We’ve established what does Draw No Bet mean and how it works, as well as what situations it’s useful for. In doing that, it’s inevitable that positives and disadvantages with this type of wager appear. All forms of betting have their upsides and negatives. This one is no definite, so here’s a recap of these for Draw No Bet wagers:
While our focus here is on what does Draw No Bet mean in football, you may also find it’s available on other team sports. The most common other example where this market may be offer is amongst cricket betting options for the simple reason that games are weather dependent. It doesn’t matter if it’s a limited overs league like the IPL or a five-day international Test match, drawn games happen in this sport.
The Draw No Bet option for cricket is there so that your wagers don’t fall foul of the weather. If conditions deteriorate and rain stops play, so finishing games isn’t possible, you don’t lose out in this situation. As climate plays such a major part in cricket, the odds for a draw may change suddenly in a way unlike any other sport.
Aussie Rules football is another example where the bookies may offer Draw No Bet. You don’t see it in American football and other US team sports per se, because they have the Moneyline market which works in much the same way. The availability of Draw No Bet is largely down to the points scoring system and if that makes tied games likely.
As we’ve already seen, there are situations where using the Draw No Bet market makes sense for punters. It’s time to expand on those themes now as our experts discuss the best strategies and when betting this way can be most effective for you…
Any bookmakers that let you wager on football matches are sure to have Draw No Bet as one of their key markets for games.
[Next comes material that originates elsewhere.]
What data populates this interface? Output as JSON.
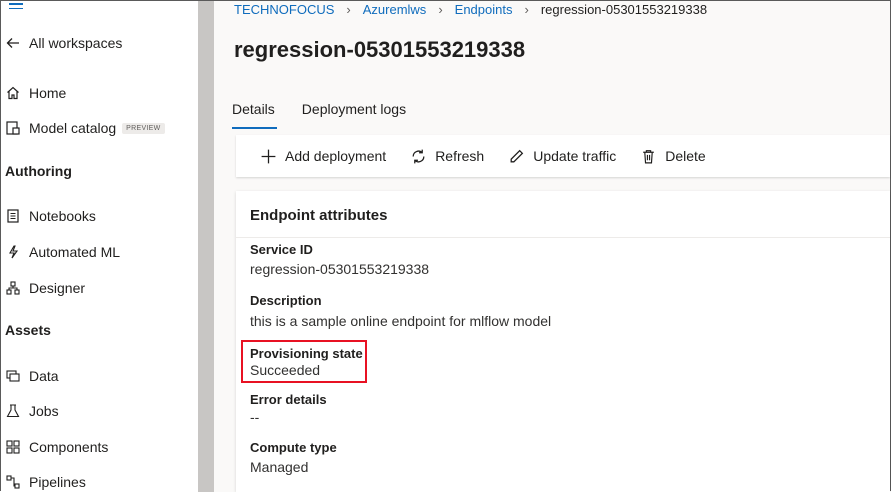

This is because it has links to the regular 1X2 match result betting with the notable exception that you can’t gamble on a tie.
That being said, we always encourage our readers to pick a bookie that suits their personal preferences . And as there is no shortage of bookies to bet on draw no bet, the field is so to speak wide open.
Picking a Premier League game at random, Arsenal play Brighton & Hove Albion at home. The Gunners are 1/3 in the Draw No Bet market, as opposed to 3/4 in the regular betting. Brighton, meanwhile, are 21/10 outsiders, rather than 100/30 in the 1X2 market. Notice how Draw No Bet results in shorter prices, because you can’t bet on the match finishing level.
In the right set of circumstances, certainly. You do get shorter odds, but have to remember your bet becomes void in the event of a draw resulting in a refund from the bookies.
Draw No Bet accumulators are wagers where you combining multiple bets from this market on different games. In the event of one or more leg of your acca ending in draws, those aspects are voided. The bet doesn’t end but carries on and will pay out to you if other legs are winners.
Where the Double Chance market covers two possible outcomes of a match, Draw No Bet lets you back either team and have the bet voided if the game finishes level. That means a full refund from the bookies.
No, they don’t. Any Draw No Bet wager you place covers up to the full-time whistle only, unless stated otherwise.